Quincy, Mass. Historical and Architectural Survey

106 Penn Street

Quincy's first public water supply was provided by the Quincy Water Company, chartered in 1883, and in that same year a pumping station and a brick-enclosed well was erected on Penn Street, close to the tracks of the Old Colony Railroad. The well, which stands in the station's front yard, tapped the subsurface water available from the Town Brook watershed. From the station, the water was pumped to a standpipe on Penn's Hill, near the Braintree town line, for distribution to the street mains. In response to a growing demand for water services, the Quincy Water Company in 1886-7 constructed the 180 million gallon Quincy Reservoir, also known as the Braintree Dam, near the headwaters of Town Brook in Braintree. The water was then carried to the pumping station via a 12 inch cast iron pipe about one and a quarter miles long. By 1890 the City of Quincy had entered into the planning of the expansion of the Quincy Water Company's system and purchased the Penn Street pumping station in 1892. Faced with a further expansion of the city water system or joining the new Metropolitan Water District. the City of Quincy chose the latter in 1897. After 1899 the use of the pumping station was discontinued and the building is now privately owned.
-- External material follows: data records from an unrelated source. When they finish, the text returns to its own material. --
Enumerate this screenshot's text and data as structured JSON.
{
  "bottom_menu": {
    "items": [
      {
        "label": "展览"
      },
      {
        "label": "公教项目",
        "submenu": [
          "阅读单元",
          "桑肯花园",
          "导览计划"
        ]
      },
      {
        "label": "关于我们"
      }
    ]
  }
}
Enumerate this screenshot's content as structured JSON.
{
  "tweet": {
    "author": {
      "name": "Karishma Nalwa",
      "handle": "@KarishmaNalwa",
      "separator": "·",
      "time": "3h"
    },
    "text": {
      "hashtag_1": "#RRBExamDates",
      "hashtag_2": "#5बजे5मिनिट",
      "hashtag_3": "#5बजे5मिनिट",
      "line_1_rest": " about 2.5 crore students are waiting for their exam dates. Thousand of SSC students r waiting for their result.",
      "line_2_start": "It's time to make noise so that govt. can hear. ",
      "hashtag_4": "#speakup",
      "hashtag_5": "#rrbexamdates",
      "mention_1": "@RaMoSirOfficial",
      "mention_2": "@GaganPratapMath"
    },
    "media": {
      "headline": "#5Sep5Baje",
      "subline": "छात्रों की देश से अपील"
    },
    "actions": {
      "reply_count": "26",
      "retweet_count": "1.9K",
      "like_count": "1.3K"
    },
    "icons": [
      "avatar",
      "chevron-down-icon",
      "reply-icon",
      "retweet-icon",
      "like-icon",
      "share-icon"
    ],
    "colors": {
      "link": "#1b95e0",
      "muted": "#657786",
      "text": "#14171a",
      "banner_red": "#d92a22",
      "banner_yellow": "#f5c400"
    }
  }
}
However, until at least 1957, the old Quincy Reservoir supplied water for the Quincy Yard and the Old Colony Laundry for industrial purposes.
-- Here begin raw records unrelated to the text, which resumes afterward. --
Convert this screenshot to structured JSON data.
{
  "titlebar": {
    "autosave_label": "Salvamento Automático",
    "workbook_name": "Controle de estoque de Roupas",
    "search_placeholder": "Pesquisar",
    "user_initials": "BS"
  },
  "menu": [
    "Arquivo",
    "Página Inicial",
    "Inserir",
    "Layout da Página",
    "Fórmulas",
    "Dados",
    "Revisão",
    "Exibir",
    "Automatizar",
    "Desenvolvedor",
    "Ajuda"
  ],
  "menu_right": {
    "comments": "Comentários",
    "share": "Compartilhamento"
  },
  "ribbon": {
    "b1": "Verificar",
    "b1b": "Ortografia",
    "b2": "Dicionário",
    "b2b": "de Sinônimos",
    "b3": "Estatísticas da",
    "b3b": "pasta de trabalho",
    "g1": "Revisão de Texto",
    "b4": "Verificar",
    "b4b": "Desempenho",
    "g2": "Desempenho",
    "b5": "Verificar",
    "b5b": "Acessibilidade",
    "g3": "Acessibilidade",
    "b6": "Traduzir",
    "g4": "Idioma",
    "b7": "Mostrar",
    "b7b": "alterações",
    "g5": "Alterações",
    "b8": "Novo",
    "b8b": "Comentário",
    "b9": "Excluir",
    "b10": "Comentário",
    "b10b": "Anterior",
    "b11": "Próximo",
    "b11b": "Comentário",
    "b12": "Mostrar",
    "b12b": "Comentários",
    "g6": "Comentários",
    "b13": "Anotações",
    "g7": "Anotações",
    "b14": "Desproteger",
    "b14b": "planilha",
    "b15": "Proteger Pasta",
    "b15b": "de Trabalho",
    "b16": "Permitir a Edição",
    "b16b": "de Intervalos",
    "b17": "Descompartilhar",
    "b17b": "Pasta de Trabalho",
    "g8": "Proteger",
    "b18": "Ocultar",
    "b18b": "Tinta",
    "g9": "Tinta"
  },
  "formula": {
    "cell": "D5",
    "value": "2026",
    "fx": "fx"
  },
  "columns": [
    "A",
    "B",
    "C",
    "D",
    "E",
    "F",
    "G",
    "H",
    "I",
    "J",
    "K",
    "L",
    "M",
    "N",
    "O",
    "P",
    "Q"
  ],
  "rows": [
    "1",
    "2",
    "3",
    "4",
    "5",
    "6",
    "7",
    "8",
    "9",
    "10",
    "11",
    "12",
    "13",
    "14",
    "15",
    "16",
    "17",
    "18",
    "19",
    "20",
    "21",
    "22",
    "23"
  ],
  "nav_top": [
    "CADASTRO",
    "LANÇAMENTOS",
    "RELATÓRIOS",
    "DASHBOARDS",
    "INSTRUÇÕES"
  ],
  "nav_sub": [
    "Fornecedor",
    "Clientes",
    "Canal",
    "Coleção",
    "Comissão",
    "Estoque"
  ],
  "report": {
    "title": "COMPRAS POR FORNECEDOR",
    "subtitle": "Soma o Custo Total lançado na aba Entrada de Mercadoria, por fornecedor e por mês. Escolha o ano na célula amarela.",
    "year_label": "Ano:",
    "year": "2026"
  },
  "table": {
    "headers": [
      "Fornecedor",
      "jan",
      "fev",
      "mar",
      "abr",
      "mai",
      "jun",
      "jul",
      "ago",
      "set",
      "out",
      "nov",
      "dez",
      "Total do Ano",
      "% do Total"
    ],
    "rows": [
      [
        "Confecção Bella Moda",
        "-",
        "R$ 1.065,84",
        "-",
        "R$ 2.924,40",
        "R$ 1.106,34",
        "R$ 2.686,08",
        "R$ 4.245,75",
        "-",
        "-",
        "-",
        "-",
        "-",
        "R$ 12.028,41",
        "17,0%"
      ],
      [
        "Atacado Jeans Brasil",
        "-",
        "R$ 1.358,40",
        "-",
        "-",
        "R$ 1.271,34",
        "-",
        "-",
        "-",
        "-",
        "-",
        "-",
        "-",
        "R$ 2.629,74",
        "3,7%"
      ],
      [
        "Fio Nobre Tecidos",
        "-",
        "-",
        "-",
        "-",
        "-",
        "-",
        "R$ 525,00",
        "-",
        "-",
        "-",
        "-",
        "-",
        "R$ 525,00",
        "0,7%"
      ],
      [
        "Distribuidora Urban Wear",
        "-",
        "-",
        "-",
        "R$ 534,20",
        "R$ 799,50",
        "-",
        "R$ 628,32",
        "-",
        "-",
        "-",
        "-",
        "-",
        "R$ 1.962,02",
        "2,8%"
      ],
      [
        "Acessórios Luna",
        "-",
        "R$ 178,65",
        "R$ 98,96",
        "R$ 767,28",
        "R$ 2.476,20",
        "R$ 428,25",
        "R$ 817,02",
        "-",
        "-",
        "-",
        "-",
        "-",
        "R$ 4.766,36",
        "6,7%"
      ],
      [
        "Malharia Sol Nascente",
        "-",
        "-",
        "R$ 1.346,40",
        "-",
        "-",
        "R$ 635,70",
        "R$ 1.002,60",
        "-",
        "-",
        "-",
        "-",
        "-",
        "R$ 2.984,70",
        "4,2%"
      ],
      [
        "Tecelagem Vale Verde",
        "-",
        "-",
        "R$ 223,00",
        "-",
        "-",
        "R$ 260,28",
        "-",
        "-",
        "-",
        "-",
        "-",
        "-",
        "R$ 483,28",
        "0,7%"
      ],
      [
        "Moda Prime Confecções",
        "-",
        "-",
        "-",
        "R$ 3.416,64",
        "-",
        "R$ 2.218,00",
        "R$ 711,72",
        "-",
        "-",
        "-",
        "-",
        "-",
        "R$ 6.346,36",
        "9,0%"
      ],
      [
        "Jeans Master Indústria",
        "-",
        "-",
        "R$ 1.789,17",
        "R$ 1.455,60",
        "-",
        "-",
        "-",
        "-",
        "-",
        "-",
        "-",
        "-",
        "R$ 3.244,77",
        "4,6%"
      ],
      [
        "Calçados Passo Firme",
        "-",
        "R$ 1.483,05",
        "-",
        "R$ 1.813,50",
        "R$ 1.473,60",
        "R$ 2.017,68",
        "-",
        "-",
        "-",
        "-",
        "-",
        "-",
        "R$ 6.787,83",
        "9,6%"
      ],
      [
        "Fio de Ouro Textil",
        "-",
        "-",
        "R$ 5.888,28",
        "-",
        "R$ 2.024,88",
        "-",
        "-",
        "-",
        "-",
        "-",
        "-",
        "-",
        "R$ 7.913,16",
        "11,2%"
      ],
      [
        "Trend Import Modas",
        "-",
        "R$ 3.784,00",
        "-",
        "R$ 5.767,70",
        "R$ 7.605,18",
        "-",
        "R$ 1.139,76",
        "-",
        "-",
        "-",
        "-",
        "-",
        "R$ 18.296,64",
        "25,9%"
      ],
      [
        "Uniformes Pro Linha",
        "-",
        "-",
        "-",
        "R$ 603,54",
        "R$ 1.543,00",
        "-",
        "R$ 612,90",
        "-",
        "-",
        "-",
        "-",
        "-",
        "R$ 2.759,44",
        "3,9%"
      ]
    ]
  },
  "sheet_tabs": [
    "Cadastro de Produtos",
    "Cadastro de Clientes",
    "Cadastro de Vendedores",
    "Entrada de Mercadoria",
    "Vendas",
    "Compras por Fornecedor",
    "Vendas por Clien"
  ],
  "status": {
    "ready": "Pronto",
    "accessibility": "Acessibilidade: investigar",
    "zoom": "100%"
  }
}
William Churchill Edwards. Historic Quincy, Massachusetts,1957. p. 320-321.
Peter Stott. A guide to the Industrial Archaeology of Eastern Massachusetts, forthcoming 1987.
W.P.A. Tracing, Project #22286, Building Department, City of Quincy, 1941.

This simple brick cross gabled Italianate building was originally the pumping station for Quincy. Built in 1883 by the Quincy Water Company, it contained an office, shop and on the second floor, an apartment for the superintendent. It is these varied functions which gives the building a residential look. Architectural ornamentation is limited to the segmental arched window hoods, plain cornice board under the eaves and granite sills. It is a fine example of its style and unusual in the use of brick for walling, as most Italianate houses were built in either wood or stone.